zafusy and other matters

What is it about spring 2006? Several new online litmags edited by women poets have launched spectacularly recently. One of my favorites has a name that just sounds like fun: zafusy. It grabbed me right away by featuring one of my favorite poems from one of my favorite poets on the front page: Amy Clampitt's luscious Marine Surface, Low Overcast. Clampitt has to be one of the only poets besides Walt Whitman who can make of excessive modifiers a zesty art form. Where some other poet trying such a poem would come off as simply over-laden, Clampitt's spin on ... well, just on fog ... is stupendous. So I liked zafusy immediately -- and then I noticed they bill themselves as "experimental." Oh no! I can't submit to an experimental magazine. But then I remembered that one reviewer compared me to Alice Fulton. I had to look up her work and, guess what, she's experimental! But in the most appealingly un-experimental -- that is to say, I could actually understand her poems -- way.

Who cares about labels? And that's one of the things I think the Internet poetry community is able to do well: soften the sharp boundaries between this label and that one. There's too much happening too fast, it's all so fluid, even publishing, that making bins and rules seems unlikely to stick for long.

More on new discoveries soon.

Tuesday, June 13, 2006

Land of Age

Been there over the weekend. A very cramped place, few amenities, and the price is steep. Had a weekend with aging disabled parents and find myself thoughtful about how we treat our elders in America. I can't speak for other countries, especially those with socialized medicine, but here it's a jungle -- brutally divergent levels of care depending on who you worked for and how much you amassed and where you live. And most good, competent doctors simply have a bin marked "Arthritic, addled elder" to dump you into. In fact, I think they have a prescription so marked. Celebrex for everything. And not much to celebrate.

I don't usually post my poem drafts online, but this was a weekend poem:

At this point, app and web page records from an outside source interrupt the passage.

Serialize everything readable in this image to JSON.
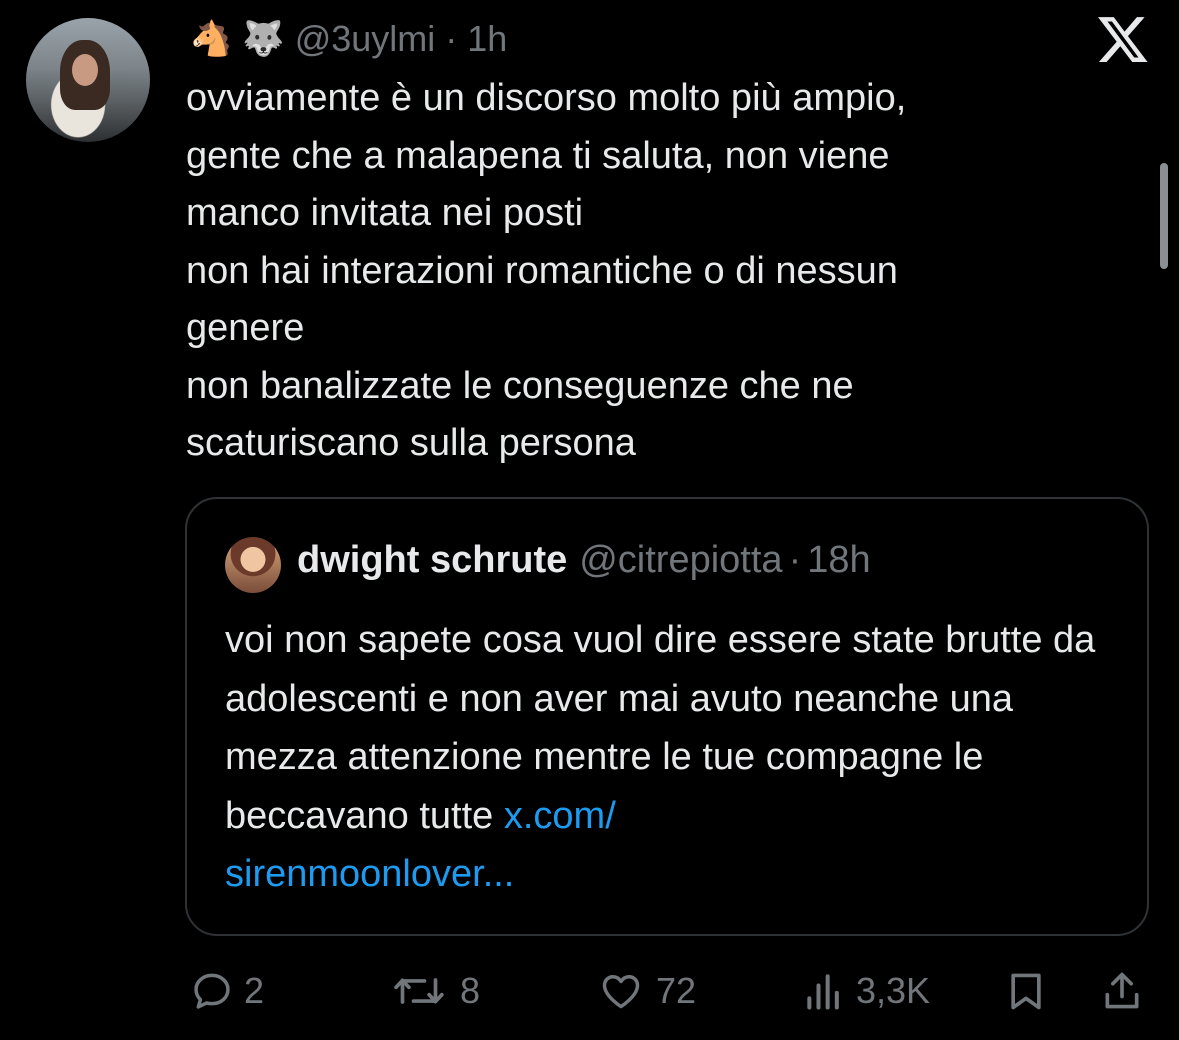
{
  "tweet": {
    "author_emojis": [
      "🐴",
      "🐺"
    ],
    "handle": "@3uylmi",
    "time": "1h",
    "text": "ovviamente è un discorso molto più ampio,\ngente che a malapena ti saluta, non viene\nmanco invitata nei posti\nnon hai interazioni romantiche o di nessun\ngenere\nnon banalizzate le conseguenze che ne\nscaturiscano sulla persona"
  },
  "quoted": {
    "name": "dwight schrute",
    "handle": "@citrepiotta",
    "time": "18h",
    "text": "voi non sapete cosa vuol dire essere state brutte da adolescenti e non aver mai avuto neanche una mezza attenzione mentre le tue compagne le beccavano tutte ",
    "link_line1": "x.com/",
    "link_line2": "sirenmoonlover..."
  },
  "actions": {
    "replies": "2",
    "reposts": "8",
    "likes": "72",
    "views": "3,3K"
  },
  "colors": {
    "background": "#000000",
    "text": "#e7e9ea",
    "secondary": "#71767b",
    "link": "#1d9bf0",
    "border": "#2f3336"
  },
  "icons": [
    "x-logo-icon",
    "reply-icon",
    "repost-icon",
    "like-icon",
    "views-icon",
    "bookmark-icon",
    "share-icon"
  ]
}
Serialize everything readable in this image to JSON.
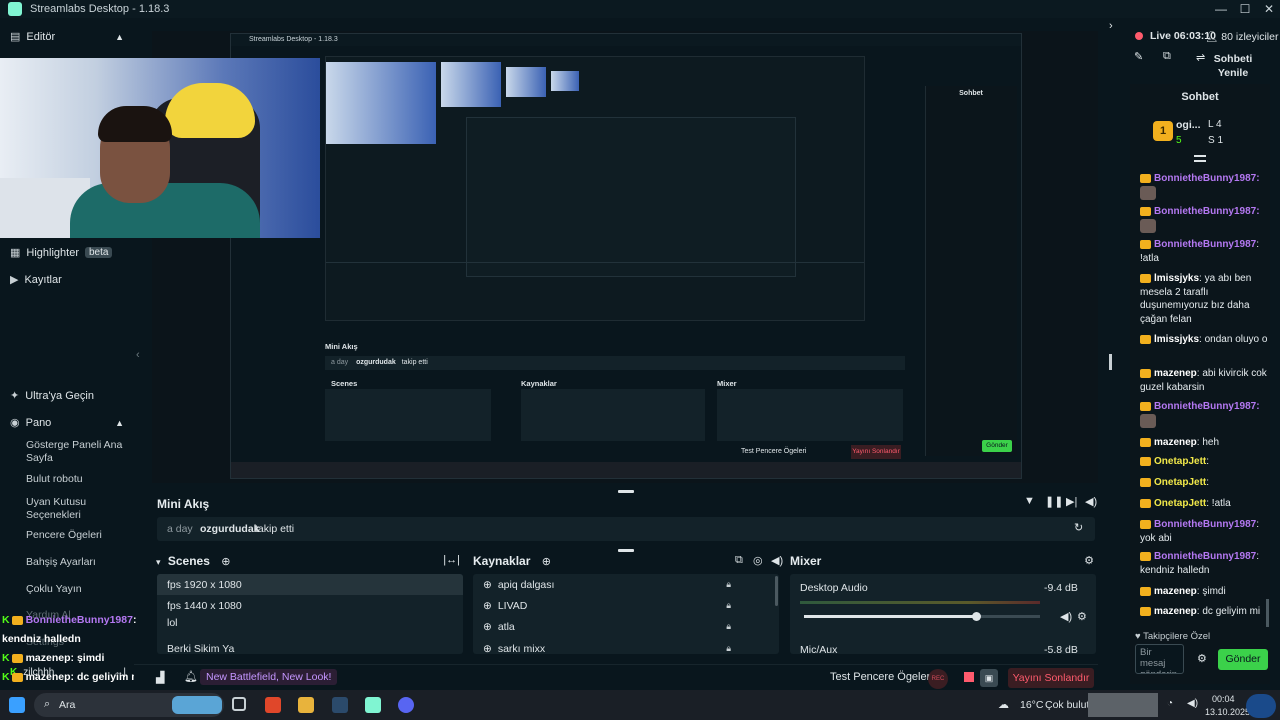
{
  "window": {
    "title": "Streamlabs Desktop - 1.18.3"
  },
  "sidebar": {
    "editor_label": "Editör",
    "highlighter_label": "Highlighter",
    "highlighter_badge": "beta",
    "recordings_label": "Kayıtlar",
    "ultra_label": "Ultra'ya Geçin",
    "pano_label": "Pano",
    "pano_items": [
      "Gösterge Paneli Ana Sayfa",
      "Bulut robotu",
      "Uyan Kutusu Seçenekleri",
      "Pencere Ögeleri",
      "Bahşiş Ayarları",
      "Çoklu Yayın",
      "Yardım Al",
      "Settings"
    ],
    "zilch_label": "zilchhh"
  },
  "overlay_chat": [
    {
      "user": "BonnietheBunny1987",
      "text": ": kendniz halledn"
    },
    {
      "user": "mazenep",
      "text": ": şimdi"
    },
    {
      "user": "mazenep",
      "text": ": dc geliyim mi"
    }
  ],
  "nested_preview": {
    "title": "Streamlabs Desktop - 1.18.3",
    "mini_akis": "Mini Akış",
    "feed_time": "a day",
    "feed_user": "ozgurdudak",
    "feed_text": "takip etti",
    "scenes": "Scenes",
    "sources": "Kaynaklar",
    "mixer": "Mixer",
    "test_label": "Test Pencere Ögeleri",
    "stop_label": "Yayını Sonlandır",
    "send": "Gönder"
  },
  "mini_akis": {
    "title": "Mini Akış",
    "feed_time": "a day",
    "feed_user": "ozgurdudak",
    "feed_text": "takip etti"
  },
  "scenes": {
    "title": "Scenes",
    "items": [
      "fps 1920 x 1080",
      "fps 1440 x 1080",
      "lol",
      "Berki Sikim Ya"
    ]
  },
  "sources": {
    "title": "Kaynaklar",
    "items": [
      "apiq dalgası",
      "LIVAD",
      "atla",
      "sarkı mixx"
    ]
  },
  "mixer": {
    "title": "Mixer",
    "channel1_name": "Desktop Audio",
    "channel1_level": "-9.4 dB",
    "channel1_slider": 0.73,
    "channel2_name": "Mic/Aux",
    "channel2_level": "-5.8 dB"
  },
  "footer": {
    "notification": "New Battlefield, New Look!",
    "test_label": "Test Pencere Ögeleri",
    "rec_label": "REC",
    "stop_label": "Yayını Sonlandır"
  },
  "right_panel": {
    "live_time": "Live 06:03:10",
    "viewers": "80 izleyiciler",
    "refresh_label": "Sohbeti Yenile",
    "chat_title": "Sohbet",
    "top_user": "ogi...",
    "stat_l": "L 4",
    "stat_5": "5",
    "stat_s": "S 1",
    "followers_only": "Takipçilere Özel",
    "input_placeholder": "Bir mesaj gönderin",
    "send_label": "Gönder"
  },
  "chat_messages": [
    {
      "user": "BonnietheBunny1987",
      "text": ":",
      "color": "p",
      "sticker": true
    },
    {
      "user": "BonnietheBunny1987",
      "text": ":",
      "color": "p",
      "sticker": true
    },
    {
      "user": "BonnietheBunny1987",
      "text": ": !atla",
      "color": "p"
    },
    {
      "user": "lmissjyks",
      "text": ": ya abı ben mesela 2 taraflı duşunemıyoruz bız daha çağan felan",
      "color": "w"
    },
    {
      "user": "lmissjyks",
      "text": ": ondan oluyo o",
      "color": "w"
    },
    {
      "user": "mazenep",
      "text": ": abi kivircik cok guzel kabarsin",
      "color": "w"
    },
    {
      "user": "BonnietheBunny1987",
      "text": ":",
      "color": "p",
      "sticker": true
    },
    {
      "user": "mazenep",
      "text": ": heh",
      "color": "w"
    },
    {
      "user": "OnetapJett",
      "text": ":",
      "color": "y"
    },
    {
      "user": "OnetapJett",
      "text": ":",
      "color": "y"
    },
    {
      "user": "OnetapJett",
      "text": ": !atla",
      "color": "y"
    },
    {
      "user": "BonnietheBunny1987",
      "text": ": yok abi",
      "color": "p"
    },
    {
      "user": "BonnietheBunny1987",
      "text": ": kendniz halledn",
      "color": "p"
    },
    {
      "user": "mazenep",
      "text": ": şimdi",
      "color": "w"
    },
    {
      "user": "mazenep",
      "text": ": dc geliyim mi",
      "color": "w"
    }
  ],
  "taskbar": {
    "search_label": "Ara",
    "weather": "16°C",
    "weather_text": "Çok bulutlu",
    "time": "00:04",
    "date": "13.10.2025"
  },
  "colors": {
    "accent": "#80f5d2",
    "danger": "#ff5b6d",
    "purple_user": "#b478f2",
    "send_green": "#3bd14a"
  }
}
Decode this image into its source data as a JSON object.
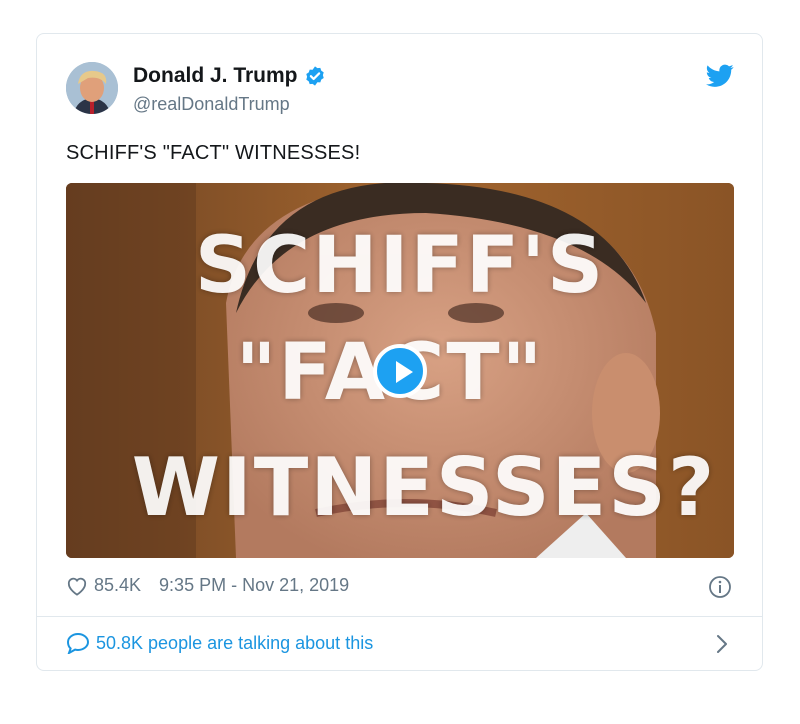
{
  "author": {
    "name": "Donald J. Trump",
    "handle": "@realDonaldTrump",
    "verified_icon": "verified-badge-icon"
  },
  "tweet": {
    "text": "SCHIFF'S \"FACT\" WITNESSES!"
  },
  "media": {
    "overlay_line1": "SCHIFF'S",
    "overlay_line2": "\"FACT\"",
    "overlay_line3": "WITNESSES?",
    "play_icon": "play-icon"
  },
  "stats": {
    "likes": "85.4K",
    "timestamp": "9:35 PM - Nov 21, 2019"
  },
  "footer": {
    "talking": "50.8K people are talking about this"
  },
  "colors": {
    "accent": "#1da1f2",
    "link": "#1b95e0",
    "muted": "#657786",
    "border": "#e1e8ed"
  }
}
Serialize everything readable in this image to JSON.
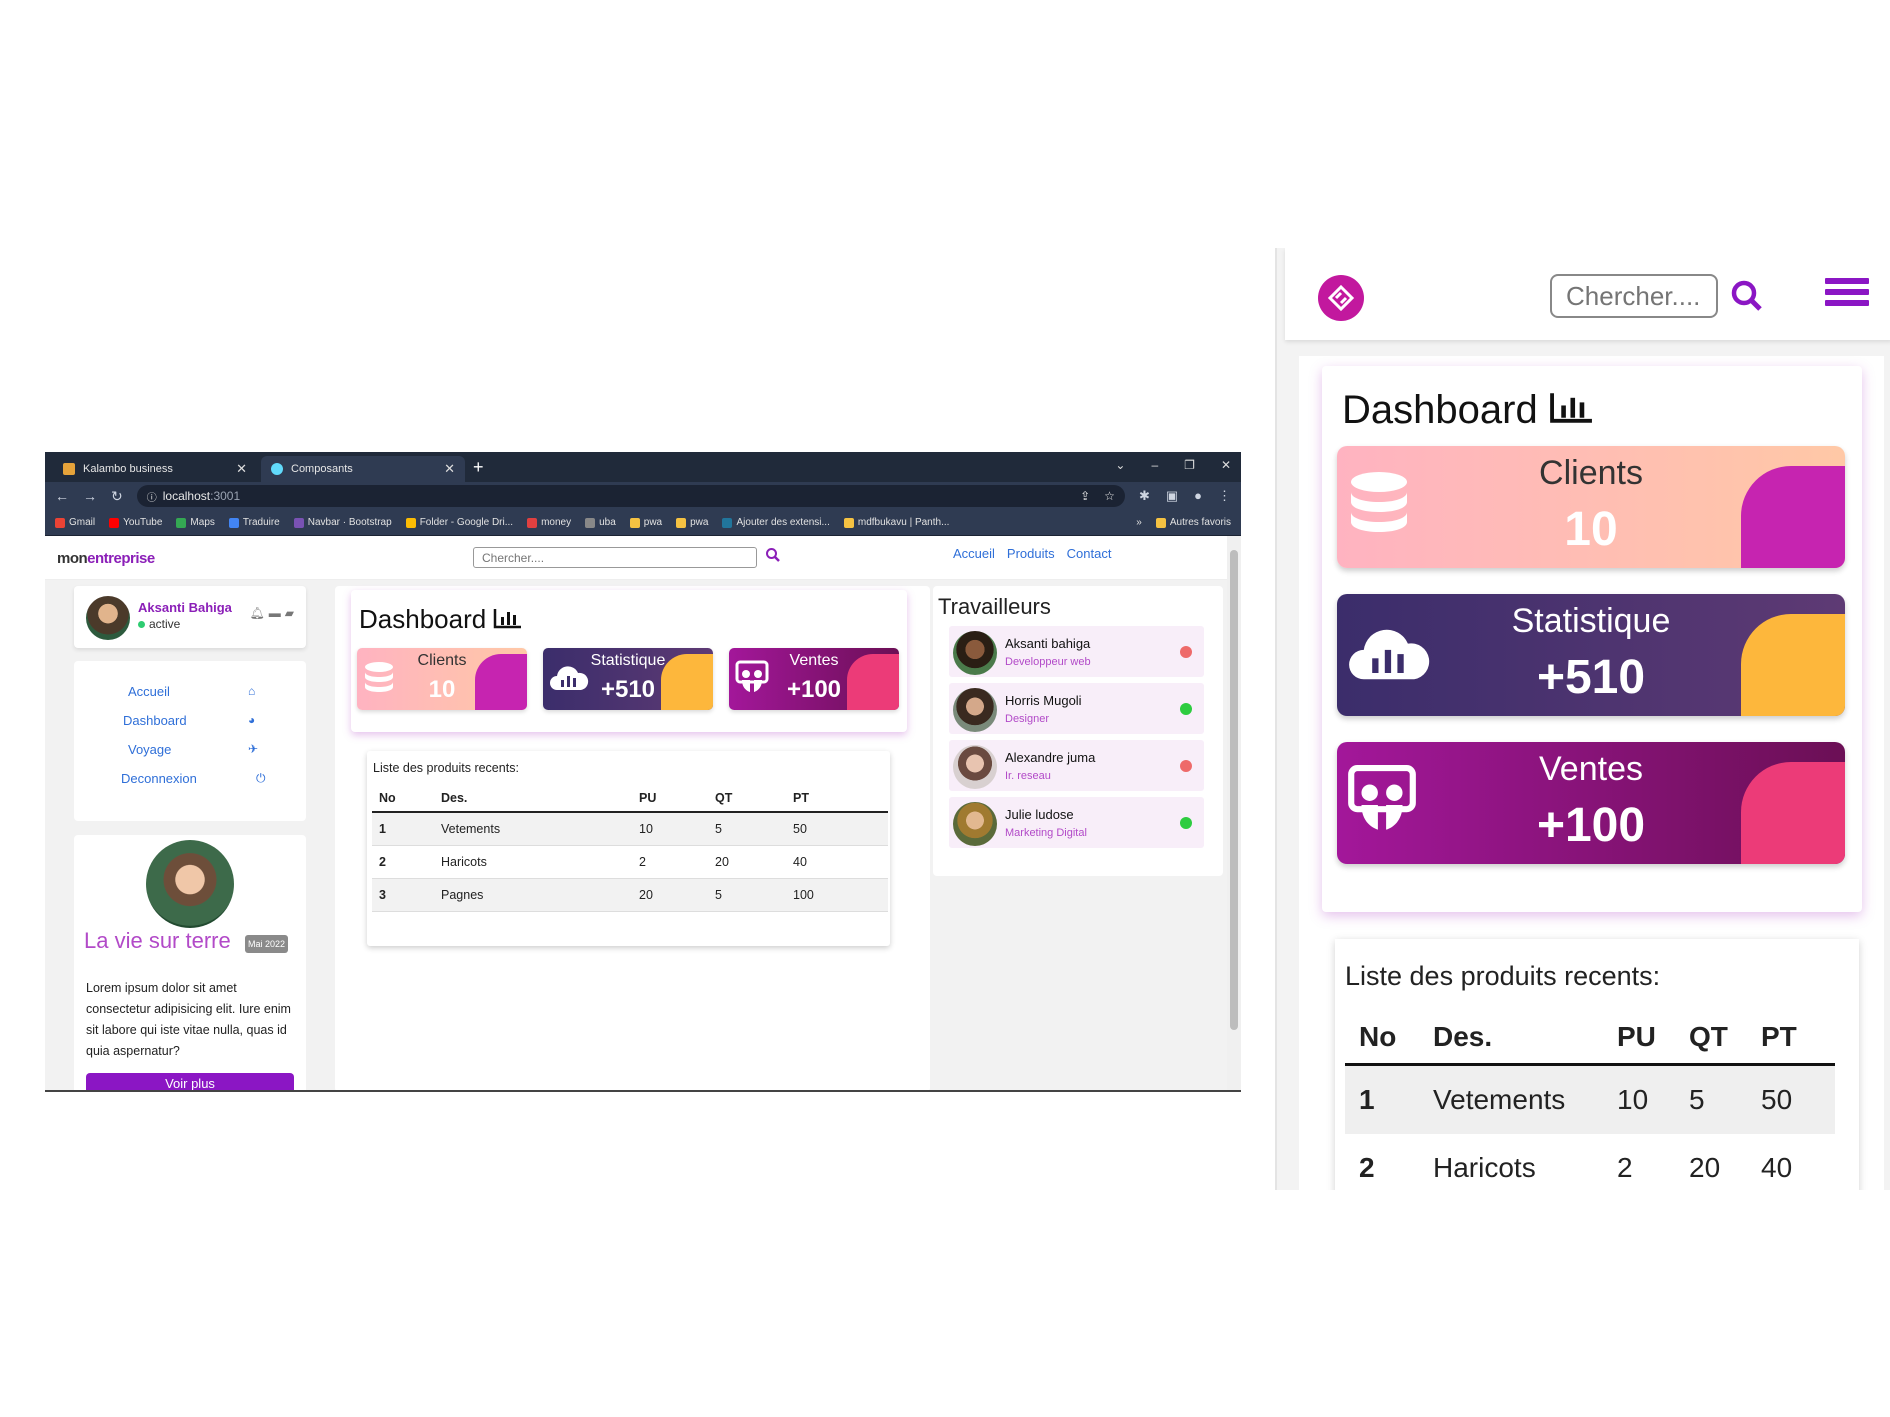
{
  "browser": {
    "tabs": [
      {
        "label": "Kalambo business",
        "favicon_color": "#e6a33a"
      },
      {
        "label": "Composants",
        "favicon_color": "#61dafb"
      }
    ],
    "url_host": "localhost",
    "url_port": ":3001",
    "bookmarks": [
      {
        "label": "Gmail",
        "color": "#ea4335"
      },
      {
        "label": "YouTube",
        "color": "#ff0000"
      },
      {
        "label": "Maps",
        "color": "#34a853"
      },
      {
        "label": "Traduire",
        "color": "#4285f4"
      },
      {
        "label": "Navbar · Bootstrap",
        "color": "#7952b3"
      },
      {
        "label": "Folder - Google Dri...",
        "color": "#fbbc04"
      },
      {
        "label": "money",
        "color": "#e04040"
      },
      {
        "label": "uba",
        "color": "#888888"
      },
      {
        "label": "pwa",
        "color": "#f5c242"
      },
      {
        "label": "pwa",
        "color": "#f5c242"
      },
      {
        "label": "Ajouter des extensi...",
        "color": "#21759b"
      },
      {
        "label": "mdfbukavu | Panth...",
        "color": "#f5c242"
      }
    ],
    "bookmarks_more": "»",
    "other_bookmarks": "Autres favoris"
  },
  "site": {
    "brand_a": "mon",
    "brand_b": "entreprise",
    "search_placeholder": "Chercher....",
    "nav": [
      "Accueil",
      "Produits",
      "Contact"
    ],
    "accent": "#8b1fb8"
  },
  "profile": {
    "name": "Aksanti Bahiga",
    "status": "active"
  },
  "menu": [
    {
      "label": "Accueil",
      "icon": "home-icon"
    },
    {
      "label": "Dashboard",
      "icon": "pie-chart-icon"
    },
    {
      "label": "Voyage",
      "icon": "plane-icon"
    },
    {
      "label": "Deconnexion",
      "icon": "power-icon"
    }
  ],
  "blog": {
    "title": "La vie sur terre",
    "badge": "Mai 2022",
    "text": "Lorem ipsum dolor sit amet consectetur adipisicing elit. Iure enim sit labore qui iste vitae nulla, quas id quia aspernatur?",
    "button": "Voir plus"
  },
  "dashboard": {
    "title": "Dashboard",
    "stats": [
      {
        "label": "Clients",
        "value": "10"
      },
      {
        "label": "Statistique",
        "value": "+510"
      },
      {
        "label": "Ventes",
        "value": "+100"
      }
    ]
  },
  "products": {
    "caption": "Liste des produits recents:",
    "headers": [
      "No",
      "Des.",
      "PU",
      "QT",
      "PT"
    ],
    "rows": [
      [
        "1",
        "Vetements",
        "10",
        "5",
        "50"
      ],
      [
        "2",
        "Haricots",
        "2",
        "20",
        "40"
      ],
      [
        "3",
        "Pagnes",
        "20",
        "5",
        "100"
      ]
    ]
  },
  "workers": {
    "title": "Travailleurs",
    "list": [
      {
        "name": "Aksanti bahiga",
        "role": "Developpeur web",
        "online": false
      },
      {
        "name": "Horris Mugoli",
        "role": "Designer",
        "online": true
      },
      {
        "name": "Alexandre juma",
        "role": "Ir. reseau",
        "online": false
      },
      {
        "name": "Julie ludose",
        "role": "Marketing Digital",
        "online": true
      }
    ]
  },
  "mobile": {
    "search_placeholder": "Chercher....",
    "partial_row": [
      "2",
      "Haricots",
      "2",
      "20",
      "40"
    ]
  }
}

My father would have made a good actor:
booming voice, quicksilver moods, ability to forget
one personality as he dons another. Now most
of the lines in the plays he lives are vanishing
he ad-libs from the heart, sometimes with wit.
He forgets the four decades of spite
between them when his sister calls.
He can't remember the no-good son-in-law
I divorced or that he once put the present one
out on the street with his suitcase during an argument.
Are you my son? he asks. Are you
my daughter? Some good things about age
come clear to me in the huge blanks
that cloud our history. I turn
the corner into his room again and say, Hello Dad.